Our Prediction for 2017: Artificial Intelligence Will Get Smarter, More Useful

2016 was a breakthrough year in many ways for technology. Innovations from the year ranged from a wildly popular app version of Pokemon to self-driving cars. Playstation unveiled a virtual reality headset enabling players to feel completely immersed in the game. Apple released a waterproof iPhone 7 that (controversially) did not have a headphone socket.  The first Amazon package was delivered by droneSpaceX landed a rocket vertically in the ocean on a drone ship.

Technology Trends We Expect to See in 2017

A man in an autonomous driving test vehicle.

A man in an autonomous driving test vehicle.

We predict lots of AI (Artificial Intelligence). Robot technology is growing rapidly in popularity, and has proven beneficial in many areas that humanity has been inefficient in. This holds particularly true for the medical industry. Earlier this year, in experiments involving a simulated stomach and esophagus, researchers from MIT, the University of Scheffield, and the Tokyo Institute of Technology presented a tiny origami robot capable of unfolding itself after being swallowed and using magnetic fields to navigate across the stomach to remove unwanted materials or patch a wound. The world’s first autonomous robotic surgery also took place this year.

On a more personal scale, you’ve experienced improvements in AI via online music playlists, such as Pandora, Google, and Spotify. Google Play Music’s AI ‘learns’ personal musical tastes by tapping into Google searches, YouTube viewing history, Google Maps usage, Gmail inbox, and Google Calendar appointments.

Robot technology is being employed on the administrative side of medicine . Robots are currently used to perform basic tasks such as delivering supplies and medications; only operating under explicit orders. However, MIT’s Computer Science and Artificial Intelligence Lab (CSAIL) is developing an AI program capable of learning by observing human behavior. After observing expert nurses in the labor ward, a particularly unpredictable hospital department, CSAIL’s program has demonstrated the ability to automate scheduling and relieve nurses of this burden. The goal is to create and apply a level of functioning complex enough to make predictions based on reasoned analysis, but not complex enough to fully make its own decisions.

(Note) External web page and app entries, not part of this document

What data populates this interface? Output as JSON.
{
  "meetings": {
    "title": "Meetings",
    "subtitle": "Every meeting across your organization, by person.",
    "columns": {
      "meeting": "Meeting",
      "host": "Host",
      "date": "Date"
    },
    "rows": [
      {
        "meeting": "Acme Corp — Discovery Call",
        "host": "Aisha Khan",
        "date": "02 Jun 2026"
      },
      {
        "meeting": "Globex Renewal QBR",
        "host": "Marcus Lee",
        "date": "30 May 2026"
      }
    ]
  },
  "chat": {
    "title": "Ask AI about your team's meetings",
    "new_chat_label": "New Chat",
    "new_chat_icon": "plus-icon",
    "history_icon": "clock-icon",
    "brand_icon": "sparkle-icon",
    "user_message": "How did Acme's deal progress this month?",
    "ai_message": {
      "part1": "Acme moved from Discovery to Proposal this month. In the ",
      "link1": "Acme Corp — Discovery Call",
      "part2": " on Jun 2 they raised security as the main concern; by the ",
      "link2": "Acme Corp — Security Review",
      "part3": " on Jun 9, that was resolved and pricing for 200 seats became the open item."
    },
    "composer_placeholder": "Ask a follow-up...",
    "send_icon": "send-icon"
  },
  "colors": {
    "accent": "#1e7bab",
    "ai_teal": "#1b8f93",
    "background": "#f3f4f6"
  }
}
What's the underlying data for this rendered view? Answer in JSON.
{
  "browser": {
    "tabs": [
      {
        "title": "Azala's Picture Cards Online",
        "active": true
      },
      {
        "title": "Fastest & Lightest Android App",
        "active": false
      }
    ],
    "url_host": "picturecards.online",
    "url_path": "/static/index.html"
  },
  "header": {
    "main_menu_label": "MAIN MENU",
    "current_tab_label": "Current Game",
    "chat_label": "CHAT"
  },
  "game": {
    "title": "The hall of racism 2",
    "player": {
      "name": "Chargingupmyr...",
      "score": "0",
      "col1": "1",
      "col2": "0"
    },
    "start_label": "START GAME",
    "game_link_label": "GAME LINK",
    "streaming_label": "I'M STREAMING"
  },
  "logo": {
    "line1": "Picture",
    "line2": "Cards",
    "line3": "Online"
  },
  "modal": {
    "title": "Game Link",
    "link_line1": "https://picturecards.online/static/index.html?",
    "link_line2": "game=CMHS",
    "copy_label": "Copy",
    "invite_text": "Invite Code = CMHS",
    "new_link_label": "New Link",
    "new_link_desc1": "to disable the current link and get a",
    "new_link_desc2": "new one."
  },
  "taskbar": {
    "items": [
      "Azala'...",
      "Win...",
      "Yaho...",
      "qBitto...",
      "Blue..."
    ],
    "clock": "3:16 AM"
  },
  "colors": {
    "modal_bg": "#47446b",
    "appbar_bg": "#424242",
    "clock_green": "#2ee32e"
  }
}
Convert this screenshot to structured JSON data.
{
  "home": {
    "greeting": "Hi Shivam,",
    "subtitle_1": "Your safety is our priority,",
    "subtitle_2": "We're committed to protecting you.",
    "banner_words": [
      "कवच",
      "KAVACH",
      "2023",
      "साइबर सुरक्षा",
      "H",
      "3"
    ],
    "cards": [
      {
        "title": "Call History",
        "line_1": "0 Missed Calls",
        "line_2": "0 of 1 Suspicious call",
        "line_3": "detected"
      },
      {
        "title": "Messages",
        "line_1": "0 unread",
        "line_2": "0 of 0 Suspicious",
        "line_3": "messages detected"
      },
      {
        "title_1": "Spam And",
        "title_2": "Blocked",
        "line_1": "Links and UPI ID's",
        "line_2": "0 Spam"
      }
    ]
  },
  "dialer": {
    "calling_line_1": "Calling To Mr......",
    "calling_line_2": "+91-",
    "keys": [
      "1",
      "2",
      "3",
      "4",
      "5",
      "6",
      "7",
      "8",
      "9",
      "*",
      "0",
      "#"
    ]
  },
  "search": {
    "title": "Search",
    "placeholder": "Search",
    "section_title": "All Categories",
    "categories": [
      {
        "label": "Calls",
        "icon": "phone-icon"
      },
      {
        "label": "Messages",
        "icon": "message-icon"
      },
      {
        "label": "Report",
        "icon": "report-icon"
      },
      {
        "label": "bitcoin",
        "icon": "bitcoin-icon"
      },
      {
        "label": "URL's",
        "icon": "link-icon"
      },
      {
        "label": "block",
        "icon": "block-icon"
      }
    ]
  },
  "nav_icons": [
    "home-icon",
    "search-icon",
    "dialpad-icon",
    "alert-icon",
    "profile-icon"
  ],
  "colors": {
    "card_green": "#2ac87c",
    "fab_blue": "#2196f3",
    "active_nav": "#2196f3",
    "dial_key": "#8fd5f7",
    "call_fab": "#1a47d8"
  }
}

Predictive vision is something we can expect to see more of in 2017. This is characterized by systems that are able to predict, and react to human behavior. Predictive vision algorithms could be used for everything from robots that develop action plans to security cameras able to alert emergency responders after someone has fallen or been injured. Currently, apps that capture predictive vision and are able to consequently suggest how best to respond to certain environmental cues are underway, and may provide relief from uncomfortable social encounters in 2017.

Technology never stands still. It’s always changing, adapting and progressing. Ultimately, we expect to see AI integrated further into existing systems in 2017.